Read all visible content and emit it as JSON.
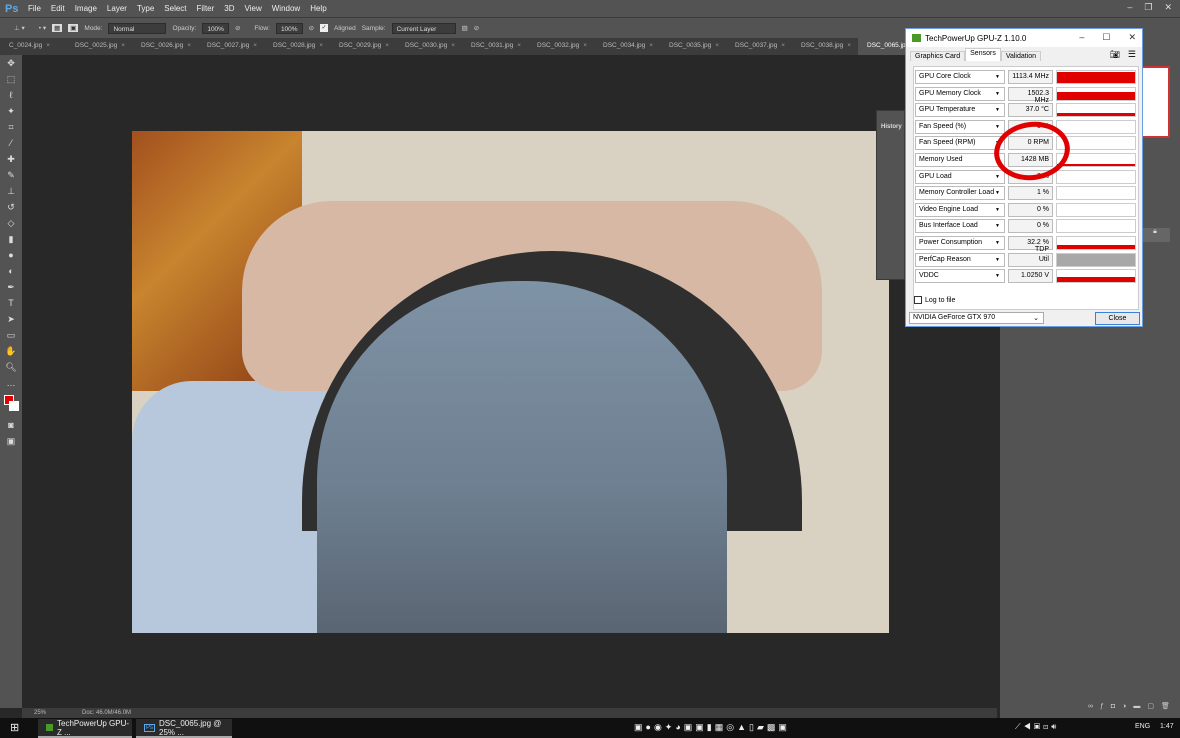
{
  "menubar": {
    "logo": "Ps",
    "items": [
      "File",
      "Edit",
      "Image",
      "Layer",
      "Type",
      "Select",
      "Filter",
      "3D",
      "View",
      "Window",
      "Help"
    ]
  },
  "options": {
    "mode_label": "Mode:",
    "mode": "Normal",
    "opacity_label": "Opacity:",
    "opacity": "100%",
    "flow_label": "Flow:",
    "flow": "100%",
    "aligned_label": "Aligned",
    "aligned": true,
    "sample_label": "Sample:",
    "sample": "Current Layer"
  },
  "tabs": [
    "C_0024.jpg",
    "DSC_0025.jpg",
    "DSC_0026.jpg",
    "DSC_0027.jpg",
    "DSC_0028.jpg",
    "DSC_0029.jpg",
    "DSC_0030.jpg",
    "DSC_0031.jpg",
    "DSC_0032.jpg",
    "DSC_0034.jpg",
    "DSC_0035.jpg",
    "DSC_0037.jpg",
    "DSC_0038.jpg",
    "DSC_0065.jpg"
  ],
  "active_tab": 13,
  "history": {
    "title": "History"
  },
  "status": {
    "zoom": "25%",
    "doc": "Doc: 46.0M/46.0M"
  },
  "gpuz": {
    "title": "TechPowerUp GPU-Z 1.10.0",
    "tabs": [
      "Graphics Card",
      "Sensors",
      "Validation"
    ],
    "active_tab": 1,
    "sensors": [
      {
        "label": "GPU Core Clock",
        "value": "1113.4 MHz",
        "graph": 0.9
      },
      {
        "label": "GPU Memory Clock",
        "value": "1502.3 MHz",
        "graph": 0.6
      },
      {
        "label": "GPU Temperature",
        "value": "37.0 °C",
        "graph": 0.25
      },
      {
        "label": "Fan Speed (%)",
        "value": "0 %",
        "graph": 0
      },
      {
        "label": "Fan Speed (RPM)",
        "value": "0 RPM",
        "graph": 0
      },
      {
        "label": "Memory Used",
        "value": "1428 MB",
        "graph": 0.2
      },
      {
        "label": "GPU Load",
        "value": "0 %",
        "graph": 0
      },
      {
        "label": "Memory Controller Load",
        "value": "1 %",
        "graph": 0
      },
      {
        "label": "Video Engine Load",
        "value": "0 %",
        "graph": 0
      },
      {
        "label": "Bus Interface Load",
        "value": "0 %",
        "graph": 0
      },
      {
        "label": "Power Consumption",
        "value": "32.2 % TDP",
        "graph": 0.3
      },
      {
        "label": "PerfCap Reason",
        "value": "Util",
        "graph": 1,
        "graph_color": "#a8a8a8"
      },
      {
        "label": "VDDC",
        "value": "1.0250 V",
        "graph": 0.4
      }
    ],
    "log_label": "Log to file",
    "log_checked": false,
    "gpu_select": "NVIDIA GeForce GTX 970",
    "close_label": "Close",
    "accent": "#e00000"
  },
  "taskbar": {
    "items": [
      "TechPowerUp GPU-Z ...",
      "DSC_0065.jpg @ 25% ..."
    ],
    "lang": "ENG",
    "time": "1:47"
  }
}
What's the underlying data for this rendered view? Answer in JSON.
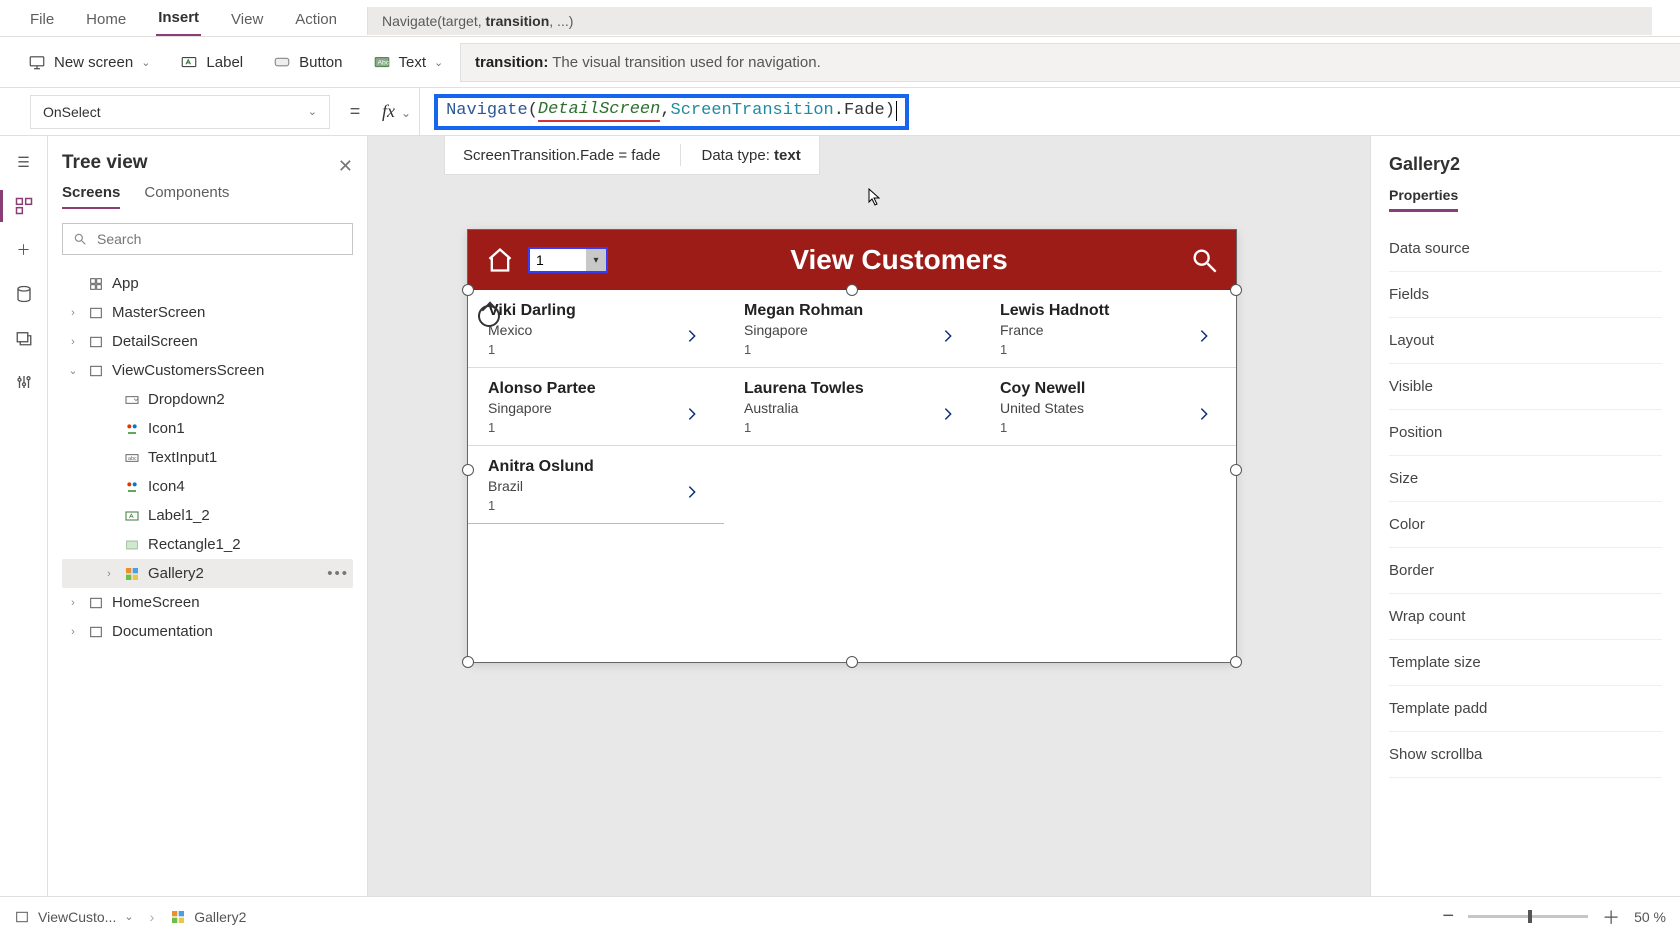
{
  "menu": {
    "file": "File",
    "home": "Home",
    "insert": "Insert",
    "view": "View",
    "action": "Action",
    "active": "insert"
  },
  "fx_signature": {
    "prefix": "Navigate(target, ",
    "bold": "transition",
    "suffix": ", ...)"
  },
  "ribbon": {
    "new_screen": "New screen",
    "label": "Label",
    "button": "Button",
    "text": "Text",
    "tooltip_key": "transition:",
    "tooltip_val": "The visual transition used for navigation."
  },
  "formula": {
    "property": "OnSelect",
    "fx": "fx",
    "tokens": {
      "fn": "Navigate",
      "open": "(",
      "arg1": "DetailScreen",
      "comma": ", ",
      "arg2a": "ScreenTransition",
      "dot": ".",
      "arg2b": "Fade",
      "close": ")"
    },
    "intellisense_left": "ScreenTransition.Fade  =  fade",
    "intellisense_right_label": "Data type: ",
    "intellisense_right_value": "text"
  },
  "tree": {
    "title": "Tree view",
    "tabs": {
      "screens": "Screens",
      "components": "Components"
    },
    "search_placeholder": "Search",
    "app": "App",
    "nodes": {
      "master": "MasterScreen",
      "detail": "DetailScreen",
      "view": "ViewCustomersScreen",
      "children": [
        "Dropdown2",
        "Icon1",
        "TextInput1",
        "Icon4",
        "Label1_2",
        "Rectangle1_2",
        "Gallery2"
      ],
      "home": "HomeScreen",
      "doc": "Documentation"
    },
    "selected": "Gallery2"
  },
  "canvas": {
    "header_title": "View Customers",
    "dropdown_value": "1",
    "customers": [
      {
        "name": "Viki  Darling",
        "sub": "Mexico",
        "num": "1"
      },
      {
        "name": "Megan  Rohman",
        "sub": "Singapore",
        "num": "1"
      },
      {
        "name": "Lewis  Hadnott",
        "sub": "France",
        "num": "1"
      },
      {
        "name": "Alonso  Partee",
        "sub": "Singapore",
        "num": "1"
      },
      {
        "name": "Laurena  Towles",
        "sub": "Australia",
        "num": "1"
      },
      {
        "name": "Coy  Newell",
        "sub": "United States",
        "num": "1"
      },
      {
        "name": "Anitra  Oslund",
        "sub": "Brazil",
        "num": "1"
      }
    ]
  },
  "props": {
    "title": "Gallery2",
    "tab": "Properties",
    "rows": [
      "Data source",
      "Fields",
      "Layout",
      "Visible",
      "Position",
      "Size",
      "Color",
      "Border",
      "Wrap count",
      "Template size",
      "Template padd",
      "Show scrollba"
    ]
  },
  "status": {
    "screen": "ViewCusto...",
    "control": "Gallery2",
    "zoom": "50 %"
  }
}
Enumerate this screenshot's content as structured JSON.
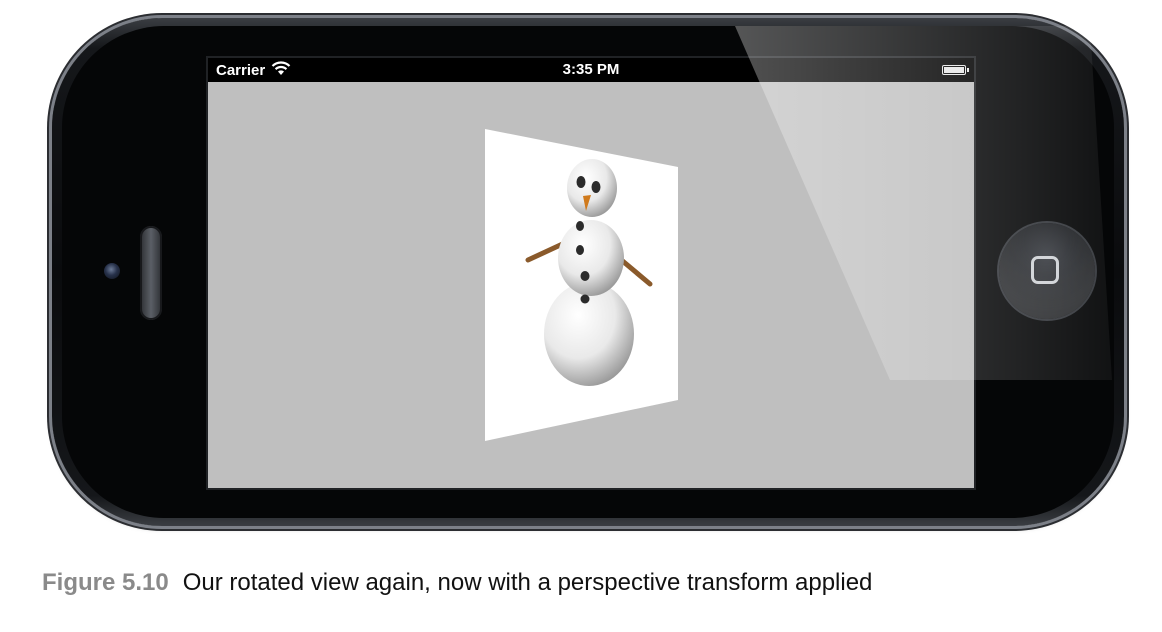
{
  "status_bar": {
    "carrier": "Carrier",
    "time": "3:35 PM"
  },
  "icons": {
    "wifi": "wifi-icon",
    "battery": "battery-icon",
    "home": "home-button-icon"
  },
  "colors": {
    "screen_background": "#bfbfbf",
    "status_bar": "#000000",
    "caption_label": "#8a8a8a"
  },
  "caption": {
    "label": "Figure 5.10",
    "text": "Our rotated view again, now with a perspective transform applied"
  }
}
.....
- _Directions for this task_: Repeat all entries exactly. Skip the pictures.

- _Problem solution_:
Read all visible content and emit it as JSON.
{
  "menubar": {
    "logo": "Ps",
    "items": [
      "File",
      "Edit",
      "Image",
      "Layer",
      "Type",
      "Select",
      "Filter",
      "3D",
      "View",
      "Window",
      "Help"
    ]
  },
  "options": {
    "mode_label": "Mode:",
    "mode": "Normal",
    "opacity_label": "Opacity:",
    "opacity": "100%",
    "flow_label": "Flow:",
    "flow": "100%",
    "aligned_label": "Aligned",
    "aligned": true,
    "sample_label": "Sample:",
    "sample": "Current Layer"
  },
  "tabs": [
    "C_0024.jpg",
    "DSC_0025.jpg",
    "DSC_0026.jpg",
    "DSC_0027.jpg",
    "DSC_0028.jpg",
    "DSC_0029.jpg",
    "DSC_0030.jpg",
    "DSC_0031.jpg",
    "DSC_0032.jpg",
    "DSC_0034.jpg",
    "DSC_0035.jpg",
    "DSC_0037.jpg",
    "DSC_0038.jpg",
    "DSC_0065.jpg"
  ],
  "active_tab": 13,
  "history": {
    "title": "History"
  },
  "status": {
    "zoom": "25%",
    "doc": "Doc: 46.0M/46.0M"
  },
  "gpuz": {
    "title": "TechPowerUp GPU-Z 1.10.0",
    "tabs": [
      "Graphics Card",
      "Sensors",
      "Validation"
    ],
    "active_tab": 1,
    "sensors": [
      {
        "label": "GPU Core Clock",
        "value": "1113.4 MHz",
        "graph": 0.9
      },
      {
        "label": "GPU Memory Clock",
        "value": "1502.3 MHz",
        "graph": 0.6
      },
      {
        "label": "GPU Temperature",
        "value": "37.0 °C",
        "graph": 0.25
      },
      {
        "label": "Fan Speed (%)",
        "value": "0 %",
        "graph": 0
      },
      {
        "label": "Fan Speed (RPM)",
        "value": "0 RPM",
        "graph": 0
      },
      {
        "label": "Memory Used",
        "value": "1428 MB",
        "graph": 0.2
      },
      {
        "label": "GPU Load",
        "value": "0 %",
        "graph": 0
      },
      {
        "label": "Memory Controller Load",
        "value": "1 %",
        "graph": 0
      },
      {
        "label": "Video Engine Load",
        "value": "0 %",
        "graph": 0
      },
      {
        "label": "Bus Interface Load",
        "value": "0 %",
        "graph": 0
      },
      {
        "label": "Power Consumption",
        "value": "32.2 % TDP",
        "graph": 0.3
      },
      {
        "label": "PerfCap Reason",
        "value": "Util",
        "graph": 1,
        "graph_color": "#a8a8a8"
      },
      {
        "label": "VDDC",
        "value": "1.0250 V",
        "graph": 0.4
      }
    ],
    "log_label": "Log to file",
    "log_checked": false,
    "gpu_select": "NVIDIA GeForce GTX 970",
    "close_label": "Close",
    "accent": "#e00000"
  },
  "taskbar": {
    "items": [
      "TechPowerUp GPU-Z ...",
      "DSC_0065.jpg @ 25% ..."
    ],
    "lang": "ENG",
    "time": "1:47"
  }
}
What's the underlying data for this rendered view? Answer in JSON.
{
  "menu": {
    "file": "File",
    "home": "Home",
    "insert": "Insert",
    "view": "View",
    "action": "Action",
    "active": "insert"
  },
  "fx_signature": {
    "prefix": "Navigate(target, ",
    "bold": "transition",
    "suffix": ", ...)"
  },
  "ribbon": {
    "new_screen": "New screen",
    "label": "Label",
    "button": "Button",
    "text": "Text",
    "tooltip_key": "transition:",
    "tooltip_val": "The visual transition used for navigation."
  },
  "formula": {
    "property": "OnSelect",
    "fx": "fx",
    "tokens": {
      "fn": "Navigate",
      "open": "(",
      "arg1": "DetailScreen",
      "comma": ", ",
      "arg2a": "ScreenTransition",
      "dot": ".",
      "arg2b": "Fade",
      "close": ")"
    },
    "intellisense_left": "ScreenTransition.Fade  =  fade",
    "intellisense_right_label": "Data type: ",
    "intellisense_right_value": "text"
  },
  "tree": {
    "title": "Tree view",
    "tabs": {
      "screens": "Screens",
      "components": "Components"
    },
    "search_placeholder": "Search",
    "app": "App",
    "nodes": {
      "master": "MasterScreen",
      "detail": "DetailScreen",
      "view": "ViewCustomersScreen",
      "children": [
        "Dropdown2",
        "Icon1",
        "TextInput1",
        "Icon4",
        "Label1_2",
        "Rectangle1_2",
        "Gallery2"
      ],
      "home": "HomeScreen",
      "doc": "Documentation"
    },
    "selected": "Gallery2"
  },
  "canvas": {
    "header_title": "View Customers",
    "dropdown_value": "1",
    "customers": [
      {
        "name": "Viki  Darling",
        "sub": "Mexico",
        "num": "1"
      },
      {
        "name": "Megan  Rohman",
        "sub": "Singapore",
        "num": "1"
      },
      {
        "name": "Lewis  Hadnott",
        "sub": "France",
        "num": "1"
      },
      {
        "name": "Alonso  Partee",
        "sub": "Singapore",
        "num": "1"
      },
      {
        "name": "Laurena  Towles",
        "sub": "Australia",
        "num": "1"
      },
      {
        "name": "Coy  Newell",
        "sub": "United States",
        "num": "1"
      },
      {
        "name": "Anitra  Oslund",
        "sub": "Brazil",
        "num": "1"
      }
    ]
  },
  "props": {
    "title": "Gallery2",
    "tab": "Properties",
    "rows": [
      "Data source",
      "Fields",
      "Layout",
      "Visible",
      "Position",
      "Size",
      "Color",
      "Border",
      "Wrap count",
      "Template size",
      "Template padd",
      "Show scrollba"
    ]
  },
  "status": {
    "screen": "ViewCusto...",
    "control": "Gallery2",
    "zoom": "50 %"
  }
}
Enumerate this screenshot's content as structured JSON.
{
  "status_bar": {
    "carrier": "Carrier",
    "time": "3:35 PM"
  },
  "icons": {
    "wifi": "wifi-icon",
    "battery": "battery-icon",
    "home": "home-button-icon"
  },
  "colors": {
    "screen_background": "#bfbfbf",
    "status_bar": "#000000",
    "caption_label": "#8a8a8a"
  },
  "caption": {
    "label": "Figure 5.10",
    "text": "Our rotated view again, now with a perspective transform applied"
  }
}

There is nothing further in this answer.